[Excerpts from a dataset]
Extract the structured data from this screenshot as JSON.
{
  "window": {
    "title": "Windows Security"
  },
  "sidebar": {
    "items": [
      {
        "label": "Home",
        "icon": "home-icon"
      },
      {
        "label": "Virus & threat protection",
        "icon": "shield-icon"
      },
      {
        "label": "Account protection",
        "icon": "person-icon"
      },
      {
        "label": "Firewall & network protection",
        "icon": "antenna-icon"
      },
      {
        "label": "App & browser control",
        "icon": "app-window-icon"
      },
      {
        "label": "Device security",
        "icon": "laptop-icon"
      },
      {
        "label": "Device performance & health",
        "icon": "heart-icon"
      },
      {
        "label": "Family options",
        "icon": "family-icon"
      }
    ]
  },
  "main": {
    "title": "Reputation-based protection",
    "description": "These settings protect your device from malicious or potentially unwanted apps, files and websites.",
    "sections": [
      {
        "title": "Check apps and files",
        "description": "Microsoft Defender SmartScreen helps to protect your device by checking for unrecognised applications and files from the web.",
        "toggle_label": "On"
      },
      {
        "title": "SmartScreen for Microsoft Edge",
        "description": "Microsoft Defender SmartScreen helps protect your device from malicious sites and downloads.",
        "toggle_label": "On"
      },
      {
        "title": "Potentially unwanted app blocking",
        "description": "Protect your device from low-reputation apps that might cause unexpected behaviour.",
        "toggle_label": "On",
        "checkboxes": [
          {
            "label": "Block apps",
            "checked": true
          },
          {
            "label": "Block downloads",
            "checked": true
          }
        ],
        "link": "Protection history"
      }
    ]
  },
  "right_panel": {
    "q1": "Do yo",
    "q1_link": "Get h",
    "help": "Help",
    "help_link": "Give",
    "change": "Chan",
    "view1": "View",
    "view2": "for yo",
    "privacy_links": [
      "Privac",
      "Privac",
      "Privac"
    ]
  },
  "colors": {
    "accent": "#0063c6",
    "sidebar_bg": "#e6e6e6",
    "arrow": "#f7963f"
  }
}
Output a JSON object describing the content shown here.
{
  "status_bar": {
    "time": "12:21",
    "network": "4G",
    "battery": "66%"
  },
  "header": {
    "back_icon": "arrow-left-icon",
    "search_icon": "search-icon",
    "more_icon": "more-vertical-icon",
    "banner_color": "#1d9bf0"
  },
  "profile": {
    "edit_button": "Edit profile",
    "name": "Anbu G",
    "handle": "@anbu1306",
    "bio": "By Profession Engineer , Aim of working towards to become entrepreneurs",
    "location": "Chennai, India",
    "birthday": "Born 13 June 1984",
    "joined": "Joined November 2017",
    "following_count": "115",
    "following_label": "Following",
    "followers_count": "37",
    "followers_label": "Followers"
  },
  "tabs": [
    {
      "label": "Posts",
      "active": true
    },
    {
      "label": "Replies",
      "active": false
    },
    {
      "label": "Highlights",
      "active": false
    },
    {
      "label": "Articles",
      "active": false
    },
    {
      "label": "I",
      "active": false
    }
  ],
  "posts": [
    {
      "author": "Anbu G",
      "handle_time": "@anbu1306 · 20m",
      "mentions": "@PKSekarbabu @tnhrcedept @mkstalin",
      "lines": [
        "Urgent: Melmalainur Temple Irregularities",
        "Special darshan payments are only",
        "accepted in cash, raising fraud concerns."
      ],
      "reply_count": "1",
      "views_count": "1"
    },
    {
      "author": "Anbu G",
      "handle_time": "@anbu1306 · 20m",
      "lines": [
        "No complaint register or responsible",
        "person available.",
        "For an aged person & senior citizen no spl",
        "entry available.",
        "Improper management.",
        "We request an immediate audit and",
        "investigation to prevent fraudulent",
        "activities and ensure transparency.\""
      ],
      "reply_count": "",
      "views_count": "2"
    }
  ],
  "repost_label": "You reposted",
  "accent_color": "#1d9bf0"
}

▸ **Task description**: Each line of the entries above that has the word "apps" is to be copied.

▸ **Result of this exercise**:
    "description": "These settings protect your device from malicious or potentially unwanted apps, files and websites.",
        "title": "Check apps and files",
        "description": "Protect your device from low-reputation apps that might cause unexpected behaviour.",
            "label": "Block apps",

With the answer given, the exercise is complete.